Why I Love Interactive Designers

No offense to my print designer friends (and really, some of my best
friends are print designers, I swear!), I’ve lately been thinking about
how much I love Interactive designers. And production folks. And
developers. Maybe it’s because many people seem to think that a
designer is a designer is a designer and the result of this way of
thinking is working with clients who, for whatever reason, want the
person who designs their offline materials to also create their web
site. “You guys can work with so-and-so, right? He’ll do the design and
you guys can produce it.”

Sure. Sure, we can. But, the thing is, the web is a unique medium.
Compared to print, we have far less control over things like fonts, or
colors, or even alignment. I can’t tell you how many times in the past
couple of years (or even months) I’ve had to explain to a print
designer that the pretty, perfectly-sized boxes they laid out are going
to get jacked all to hell as soon as the client starts putting content
of different lengths in each one. Or how many times I’ve gotten a web
site design where everything is Flash and/or images because the
designer wants to make sure that they control every aspect of the

The reason why Interactive people are MY people, why I love them
with a burning passion matched only by my love of IKEA meatballs and Gossip Girl,
is that they are supremely flexible. They understand that what they
lovingly create in Photoshop will vary slightly when it’s produced, and
when it’s viewed by me on my Mac or their mom on a PC. They create
designs that can handle those variations. They are accustomed to
constantly reviewing and revisiting their design in production and
tweaking it to optimize both the display, and the end user experience.

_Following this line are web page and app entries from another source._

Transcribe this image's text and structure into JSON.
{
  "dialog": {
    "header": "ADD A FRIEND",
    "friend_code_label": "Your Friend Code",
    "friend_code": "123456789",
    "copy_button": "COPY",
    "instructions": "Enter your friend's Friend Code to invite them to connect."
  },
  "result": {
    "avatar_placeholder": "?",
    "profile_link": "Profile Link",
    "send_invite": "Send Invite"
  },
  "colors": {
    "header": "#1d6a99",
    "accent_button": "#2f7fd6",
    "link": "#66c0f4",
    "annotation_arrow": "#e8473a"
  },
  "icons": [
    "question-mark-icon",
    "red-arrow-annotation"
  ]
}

Print designers*, on the other hand, tense up at the thought that
the headlines and body copy can’t all be [insert obscure font name
here], or that my Grandma
could increase the size of the body copy WITHOUT THEIR PERMISSION. So,
when they are directing the creation of a web site, tension is created
between the well-controlled viewpoint of a print designer (who is used
to having the ability to tightly control font, layout, color and
overall presentation) and the chaos-theory viewpoint of a web
production team, who knows that they must plan for a variety of viewing
situations that range from cinema screens to Blackberries, PCs to Macs,
and browsers, browsers, everywhere!

But while it may make a print designer feel good to control the user
experience, and while that may be a perfectly reasonable way to think
about a print (or even television) experience — that level of
attempted control makes for a very poor user experience online. It can
make the site harder to find on search engines. It makes it impossible
for someone to resize the font for readability. It can make access by
disabled users difficult or impossible. In short, it can succeed at
looking good and fail at being usable. A controlled experience is great
in print, but it doesn’t translate well to the online world.

As I said, no disrespect to my print designer friends. But please, let my people go.

*I’m generalizing here, and I know it. I know there are a few
designers out there savvy enough to design well for both print and
online media. But, they are few and far between. So for the same reason
you wouldn’t ask your kickass web designer to create a billboard for
you, stop asking your kickass print designer to create your web site. A
good print designer and a good web designer can — and should — work
together under an overall creative direction and produce the best
representation of that creative direction in their respective medium.

[cross-posted on the MIMA blog